For more than three decades Henry Pearlman put together one of the finest collections of European art remaining in private hands. Pearlman began seriously collecting avant-garde art in the 1940s with the acquisition of a work by Chaïm Soutine, and later Amedeo Modigliani. Eventually he began to collect works by some of the artists who had influenced them, including Manet, Toulouse-Lautrec, Van Gogh, Gauguin, and Cézanne. In so doing, a unique collection was born.

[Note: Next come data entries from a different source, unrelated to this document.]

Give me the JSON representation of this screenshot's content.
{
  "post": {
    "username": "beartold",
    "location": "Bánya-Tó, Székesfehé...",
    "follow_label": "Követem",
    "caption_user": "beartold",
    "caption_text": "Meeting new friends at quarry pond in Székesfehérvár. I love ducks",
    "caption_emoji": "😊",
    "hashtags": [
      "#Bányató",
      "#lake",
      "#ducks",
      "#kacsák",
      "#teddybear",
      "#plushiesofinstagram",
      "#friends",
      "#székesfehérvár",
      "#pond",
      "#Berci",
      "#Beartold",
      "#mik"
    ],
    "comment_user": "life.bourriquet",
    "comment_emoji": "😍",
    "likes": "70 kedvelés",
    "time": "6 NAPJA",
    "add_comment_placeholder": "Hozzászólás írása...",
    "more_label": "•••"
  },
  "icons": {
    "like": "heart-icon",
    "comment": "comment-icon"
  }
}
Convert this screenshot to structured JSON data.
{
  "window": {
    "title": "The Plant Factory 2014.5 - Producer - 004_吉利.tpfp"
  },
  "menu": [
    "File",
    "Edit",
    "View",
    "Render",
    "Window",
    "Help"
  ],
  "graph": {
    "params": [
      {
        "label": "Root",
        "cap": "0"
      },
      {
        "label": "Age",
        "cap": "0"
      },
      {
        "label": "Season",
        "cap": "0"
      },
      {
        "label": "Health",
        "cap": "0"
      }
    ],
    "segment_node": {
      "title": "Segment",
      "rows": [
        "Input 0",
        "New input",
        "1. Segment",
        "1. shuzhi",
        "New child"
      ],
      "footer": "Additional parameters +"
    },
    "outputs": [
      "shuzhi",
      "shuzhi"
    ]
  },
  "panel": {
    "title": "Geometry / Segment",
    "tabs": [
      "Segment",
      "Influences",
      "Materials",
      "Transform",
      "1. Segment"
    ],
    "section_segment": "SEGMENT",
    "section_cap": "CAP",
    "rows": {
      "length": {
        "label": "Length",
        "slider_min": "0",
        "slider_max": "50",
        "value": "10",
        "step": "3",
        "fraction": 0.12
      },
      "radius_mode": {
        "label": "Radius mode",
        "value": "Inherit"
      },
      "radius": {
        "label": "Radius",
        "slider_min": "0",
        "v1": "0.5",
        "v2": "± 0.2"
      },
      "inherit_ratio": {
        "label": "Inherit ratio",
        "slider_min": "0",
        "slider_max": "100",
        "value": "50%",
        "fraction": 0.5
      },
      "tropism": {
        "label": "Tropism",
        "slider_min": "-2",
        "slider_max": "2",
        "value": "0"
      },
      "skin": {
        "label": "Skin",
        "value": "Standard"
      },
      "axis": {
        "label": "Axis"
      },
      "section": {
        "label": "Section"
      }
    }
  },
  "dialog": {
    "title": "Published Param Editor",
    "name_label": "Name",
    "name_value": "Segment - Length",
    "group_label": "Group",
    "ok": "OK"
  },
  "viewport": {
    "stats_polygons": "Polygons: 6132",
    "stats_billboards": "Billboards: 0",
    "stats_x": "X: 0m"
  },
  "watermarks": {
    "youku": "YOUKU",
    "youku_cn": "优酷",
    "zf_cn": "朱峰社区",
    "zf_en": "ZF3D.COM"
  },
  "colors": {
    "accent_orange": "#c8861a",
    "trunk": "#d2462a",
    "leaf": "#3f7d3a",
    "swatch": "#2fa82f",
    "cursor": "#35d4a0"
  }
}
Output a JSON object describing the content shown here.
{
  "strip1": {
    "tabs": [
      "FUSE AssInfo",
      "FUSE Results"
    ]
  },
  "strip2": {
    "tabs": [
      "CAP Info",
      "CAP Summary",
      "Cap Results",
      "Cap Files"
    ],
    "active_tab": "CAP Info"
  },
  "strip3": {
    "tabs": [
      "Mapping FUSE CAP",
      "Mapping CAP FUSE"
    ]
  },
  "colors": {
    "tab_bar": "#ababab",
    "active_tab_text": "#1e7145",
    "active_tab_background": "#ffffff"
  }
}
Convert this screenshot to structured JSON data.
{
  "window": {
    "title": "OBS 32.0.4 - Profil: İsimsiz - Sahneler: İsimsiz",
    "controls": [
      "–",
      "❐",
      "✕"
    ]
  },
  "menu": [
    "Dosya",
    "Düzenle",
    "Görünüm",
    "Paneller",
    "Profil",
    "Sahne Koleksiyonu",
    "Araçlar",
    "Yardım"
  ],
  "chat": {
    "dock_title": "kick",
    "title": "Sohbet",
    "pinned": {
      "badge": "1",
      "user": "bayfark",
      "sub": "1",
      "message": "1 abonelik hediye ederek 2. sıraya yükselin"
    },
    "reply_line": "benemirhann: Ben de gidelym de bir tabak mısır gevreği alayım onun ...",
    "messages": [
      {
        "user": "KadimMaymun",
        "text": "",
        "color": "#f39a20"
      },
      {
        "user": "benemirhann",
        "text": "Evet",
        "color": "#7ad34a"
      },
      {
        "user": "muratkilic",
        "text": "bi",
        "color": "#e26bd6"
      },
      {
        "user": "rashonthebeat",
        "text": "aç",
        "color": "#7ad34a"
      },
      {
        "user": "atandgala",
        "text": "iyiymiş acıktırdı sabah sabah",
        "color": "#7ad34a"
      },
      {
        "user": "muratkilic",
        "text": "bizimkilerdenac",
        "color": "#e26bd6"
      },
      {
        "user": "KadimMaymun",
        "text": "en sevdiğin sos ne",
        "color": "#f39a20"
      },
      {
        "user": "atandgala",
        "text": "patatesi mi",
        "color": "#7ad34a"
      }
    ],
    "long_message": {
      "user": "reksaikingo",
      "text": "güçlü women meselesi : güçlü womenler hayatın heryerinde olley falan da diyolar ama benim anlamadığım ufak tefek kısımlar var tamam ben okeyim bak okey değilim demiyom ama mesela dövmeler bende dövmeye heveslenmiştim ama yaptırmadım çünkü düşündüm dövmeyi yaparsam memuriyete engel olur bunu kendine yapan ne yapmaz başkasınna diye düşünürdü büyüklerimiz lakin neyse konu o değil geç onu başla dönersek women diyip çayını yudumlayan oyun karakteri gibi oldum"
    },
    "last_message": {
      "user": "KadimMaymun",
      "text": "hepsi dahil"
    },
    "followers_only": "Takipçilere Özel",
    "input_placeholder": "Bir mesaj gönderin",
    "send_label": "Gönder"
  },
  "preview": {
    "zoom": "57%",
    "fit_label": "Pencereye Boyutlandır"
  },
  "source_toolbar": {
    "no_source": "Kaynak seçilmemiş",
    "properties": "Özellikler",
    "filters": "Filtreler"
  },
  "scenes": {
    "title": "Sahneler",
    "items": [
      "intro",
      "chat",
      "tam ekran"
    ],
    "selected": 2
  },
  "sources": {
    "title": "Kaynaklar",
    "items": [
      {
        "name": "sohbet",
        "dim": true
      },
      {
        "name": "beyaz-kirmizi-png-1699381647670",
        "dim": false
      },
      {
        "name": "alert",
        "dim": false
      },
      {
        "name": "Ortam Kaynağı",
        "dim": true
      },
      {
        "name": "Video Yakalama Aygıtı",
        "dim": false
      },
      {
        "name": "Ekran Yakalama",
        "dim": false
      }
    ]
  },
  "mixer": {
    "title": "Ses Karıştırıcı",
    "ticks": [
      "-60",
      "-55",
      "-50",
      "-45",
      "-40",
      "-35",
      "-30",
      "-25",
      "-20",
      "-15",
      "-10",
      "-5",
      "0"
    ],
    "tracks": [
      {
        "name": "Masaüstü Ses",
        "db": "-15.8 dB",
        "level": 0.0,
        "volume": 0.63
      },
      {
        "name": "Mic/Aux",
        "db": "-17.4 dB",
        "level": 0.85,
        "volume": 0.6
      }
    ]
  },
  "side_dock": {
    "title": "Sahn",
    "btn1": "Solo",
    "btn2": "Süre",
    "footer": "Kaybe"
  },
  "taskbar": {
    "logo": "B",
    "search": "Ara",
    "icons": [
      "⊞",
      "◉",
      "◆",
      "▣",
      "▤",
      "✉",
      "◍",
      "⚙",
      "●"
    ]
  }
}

Cézanne and the Modern pivots around the works of Cézanne; half of the works on view in the exhibition are his. The exhibition also features paintings and sculptures by other artists who were influential members of the avant-garde of their time, and offers insight into the development of Impressionism and Post-Impressionism as well as into the history of collecting avant-garde art in the US. It is co-curated by Betsy Rosasco, Research Curator of European Painting and Sculpture at the Prince University of Art Museum, and Laura Giles, the first Heather and Paul G. Haaga Jr., Class of 1970, Curator of Prints and Drawings. Among the highlights of the exhibition are Cézanne’s “Mont Sainte-Victoire,” Van Gogh’s “Tarascon Stagecoach,” and Amedeo Modigliani’s “Portrait of Jean Cocteau.” A fully illustrated catalogue appears alongside the exhibition which features contributions by more than a dozen members of the extended Princeton University community.
In a letter to his brother Theo in October 1888, Van Gogh explained the birth of his painting “Tarascon Stagecoach”, saying it was partly inspired by Alphonse Daudet’s novel “Tartatin of Tarascon,” which features a stagecoach. Van Gogh also elaborated on the artistic influence that Claude Monet and Adolphe Monticelli had on the painting: “The carriages are painted in the style of Monticelli, with impastos. You once had a very beautiful Monet, of four colorful boats on a beach. Well, here it’s carriages, but the composition is of the same kind.”